I do not wish for fame, Its puffed-up pastries would prove too rich for my poor palate, And as for the smorgasbord of cold meats and fine cheeses That recognition proffers On a platter that flatters With calling card and gloved hand, Leaving me wracked with doubt, ‘Must I eat everything, rind and all?’ No, that would be trop sophistiqué for my choosing. But if one morning, Just as the sun rises over the wheelie bins, Warming their lids with parental care, I heard a tap at the window, so quiet I thought I’d dreamt it, And turning, saw a familiar face smiling there, I would fling wide my door And dispensing with the niceties of tablecloths (for really there is no need), We would sit either side of the kitchen table, The teapot between us, our conversation taking the easy ebb and flow of settled seas. And we would feast on bread and butter and blackcurrant jam, Which you had kindly made and saved for such an occasion as this, Although not realising you had done so until you chose to visit This very morning. And we would take and eat and share our stories, Content in the moment’s mood, And being thus thrice-blessed, Ask for nothing more.
Clare Morris is a writer and poet from Devon, UK. Having gained her BA in English Literature from University College, London and PGCE from Newman College, Birmingham, she became a full-time teacher.
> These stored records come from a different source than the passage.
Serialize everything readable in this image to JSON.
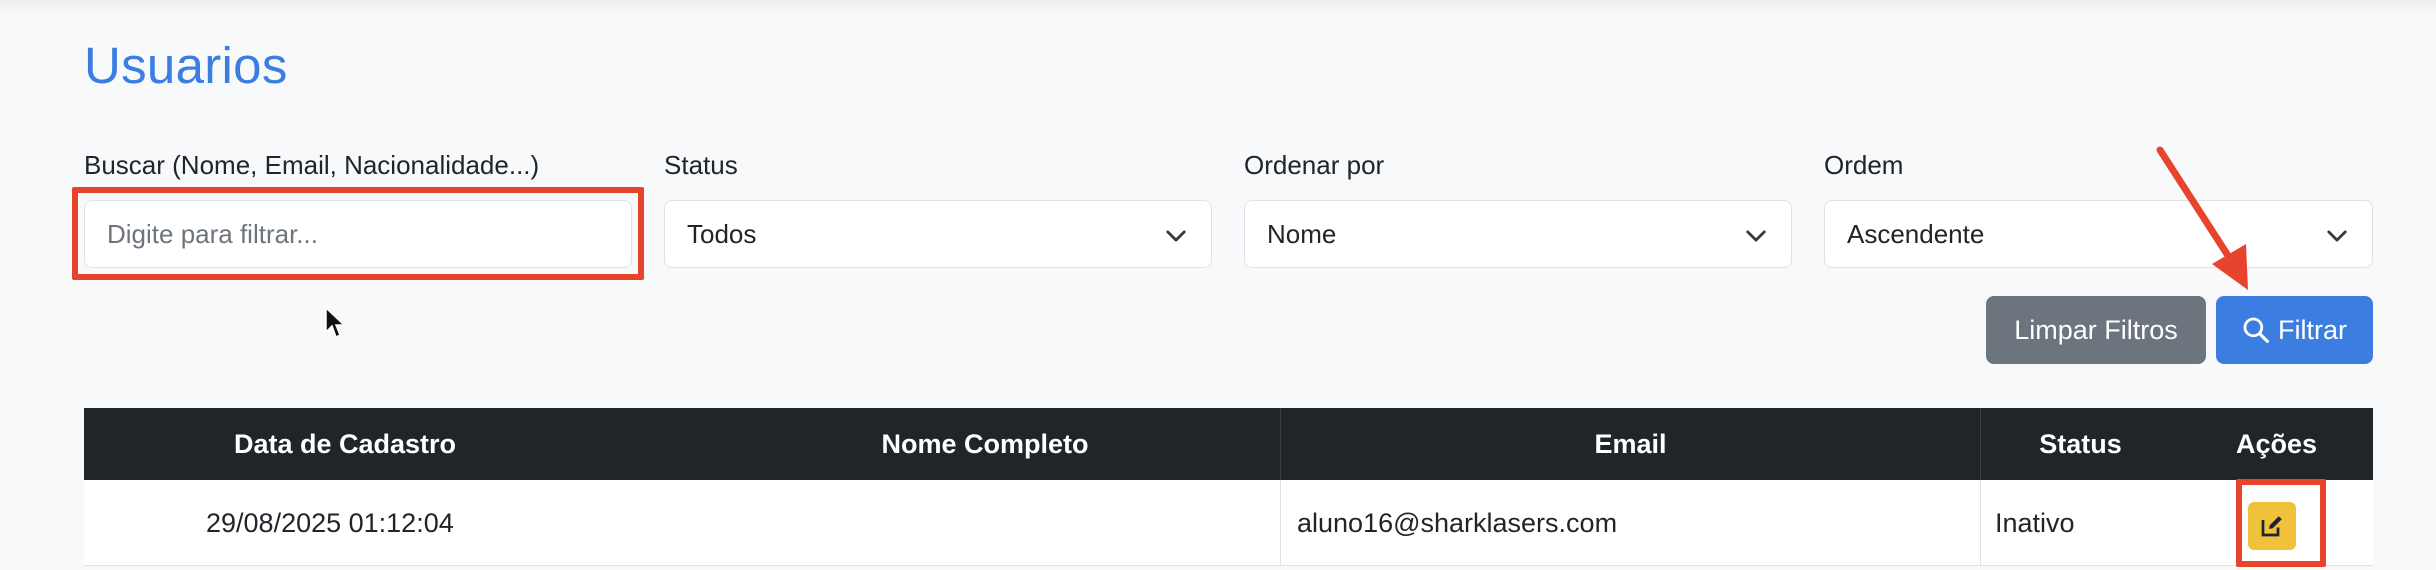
{
  "page": {
    "title": "Usuarios"
  },
  "filters": {
    "search": {
      "label": "Buscar (Nome, Email, Nacionalidade...)",
      "placeholder": "Digite para filtrar..."
    },
    "status": {
      "label": "Status",
      "value": "Todos"
    },
    "sort_by": {
      "label": "Ordenar por",
      "value": "Nome"
    },
    "order": {
      "label": "Ordem",
      "value": "Ascendente"
    }
  },
  "actions": {
    "clear_label": "Limpar Filtros",
    "filter_label": "Filtrar"
  },
  "table": {
    "headers": [
      "Data de Cadastro",
      "Nome Completo",
      "Email",
      "Status",
      "Ações"
    ],
    "rows": [
      {
        "date": "29/08/2025 01:12:04",
        "name": "",
        "email": "aluno16@sharklasers.com",
        "status": "Inativo"
      }
    ]
  },
  "colors": {
    "title": "#3b7de0",
    "primary": "#3b7de0",
    "secondary": "#6c757d",
    "warning": "#f0c23c",
    "table_header": "#212529",
    "annotation": "#e8442d"
  },
  "icons": {
    "dropdown": "chevron-down-icon",
    "filter_button": "search-icon",
    "edit_button": "edit-icon"
  }
}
She gained her PhD from Exeter University, whilst teaching full-time. She has also worked as an editor for The Blue Nib and The Write Life. She enjoys contributing to Taking the Mic, a monthly open mic workshop for local poets. She collaborates regularly with abstract artist, Nigel Bird (www.nigel-bird.com), focusing on responses to the surrounding environment. They are looking forward to the publication of a joint pamphlet next year.